Last Wednesday we wrote that we were still bearish risk assets. By early Friday, we wrote on social media that we had turned short term bullish and were sitting on the fence. Our positions reflected those view; we were already out of our short SPX position by mid-Wednesday and were net flat, playing watchmen.
Turning on a dime, flipping sides as and when the markets call for a change. As traders, we never fall prey to the syndrome of becoming emotionally bonded to one position or one view, or "falling in love" with a trade so to speak. It's a toxic mindset and a habit amateurs unknowingly embrace, and it'll be the death of them sooner or later.
Starting off last week, we were committed to the downside, for the various reasons we have espoused at large on these pages. But when price action develops and market sentiment takes a shift, or in this case an abrupt reversal we hazard, then old biases become somewhat redundant in the essence of time.
At Friday's close, we were definitely short term bullish risk assets.

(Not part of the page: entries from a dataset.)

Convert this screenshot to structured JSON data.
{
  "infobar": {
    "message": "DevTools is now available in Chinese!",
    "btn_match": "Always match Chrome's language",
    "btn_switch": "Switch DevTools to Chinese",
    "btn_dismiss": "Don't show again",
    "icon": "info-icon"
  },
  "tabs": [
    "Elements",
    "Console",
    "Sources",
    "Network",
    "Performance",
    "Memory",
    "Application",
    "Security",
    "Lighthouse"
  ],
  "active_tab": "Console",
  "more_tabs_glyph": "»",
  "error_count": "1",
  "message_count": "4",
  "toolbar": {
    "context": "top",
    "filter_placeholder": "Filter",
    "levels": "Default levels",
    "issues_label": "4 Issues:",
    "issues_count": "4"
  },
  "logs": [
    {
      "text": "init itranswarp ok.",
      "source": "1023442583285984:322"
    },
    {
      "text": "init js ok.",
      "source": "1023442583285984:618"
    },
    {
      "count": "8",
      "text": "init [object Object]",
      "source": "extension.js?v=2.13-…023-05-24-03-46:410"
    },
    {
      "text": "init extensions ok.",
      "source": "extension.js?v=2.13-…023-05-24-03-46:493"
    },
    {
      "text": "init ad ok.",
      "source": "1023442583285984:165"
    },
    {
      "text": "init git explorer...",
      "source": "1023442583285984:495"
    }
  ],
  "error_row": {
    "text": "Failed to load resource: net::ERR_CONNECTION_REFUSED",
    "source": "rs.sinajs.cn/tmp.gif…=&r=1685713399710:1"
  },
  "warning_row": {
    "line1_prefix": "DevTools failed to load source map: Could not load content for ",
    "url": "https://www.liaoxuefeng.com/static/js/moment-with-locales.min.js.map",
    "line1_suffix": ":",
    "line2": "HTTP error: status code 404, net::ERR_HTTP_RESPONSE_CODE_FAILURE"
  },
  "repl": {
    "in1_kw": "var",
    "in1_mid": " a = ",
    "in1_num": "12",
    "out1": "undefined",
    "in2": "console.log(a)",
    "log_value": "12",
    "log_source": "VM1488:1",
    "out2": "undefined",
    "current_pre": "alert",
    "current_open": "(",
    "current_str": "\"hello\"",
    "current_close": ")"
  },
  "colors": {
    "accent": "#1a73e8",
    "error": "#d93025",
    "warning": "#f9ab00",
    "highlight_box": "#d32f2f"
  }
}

We had a flat book going into the weekend, and that gave us a lot of peaceful room to plan ahead for the following week.
Why short term bullish? For simplicity, let's just say the bearish rhetoric of "selling everything" got way too pronounced. Everywhere you looked, on financial media, typical mainstream media, and even on the Internet, you'd be sweating not to see stories of crashing oil prices and the all too familiar woes about China featured as headlines.
Just when everyone, and by everyone we mean the average retail trader and investor, flips out and decides to liquidate every long position, it's then time to cash out on ITM shorts, and if one is daring enough, intiate covered long positions betting on a visceral reversal at least for the very short term.
That was what we saw, and that was exactly what we got. Climatic sentiment, overcrowded trades, and a peak in fear. Such classic market psychology breeds pretty predictable results. Oil posted its largest 2-day gain in over 13 years. U.S. stocks rallied hard from thier August 2015 lows. Risk currencies soared while safe assets were liquidated. Hedges were partially lifted by the smartest of the smart money.
We were short term bullish but weren't yet convicted on being outright long. We certainly weren't short risk after last Wednesday's inflection point. As we monitor price action, we're increasingly convinced that we've seen an intermediate low in risk. Intermediate because the environment still remains murky and challenging to navigate.
We made adjustments to our active strategy, and switched models for now. So far, it has been working in our favor. But just as the title of this snippet is, we're more than ready to turn on another dime should new circumstances and information come through.
This week, we're already long risk on several positions which we won't disclose publicly.
Subscribers to our Premium Signals Service are however being updated in real time as we maneuver our books.
Also note that today will bring the first FOMC meeting and interest rate decision of 2016. Markets seem to be sanguine about a dovish Fed after all that has happened. But we'll leave it at there for now until the statement is out.
Until then, we're short term bullish and just about to flip sides for the medium term. Trade accordingly.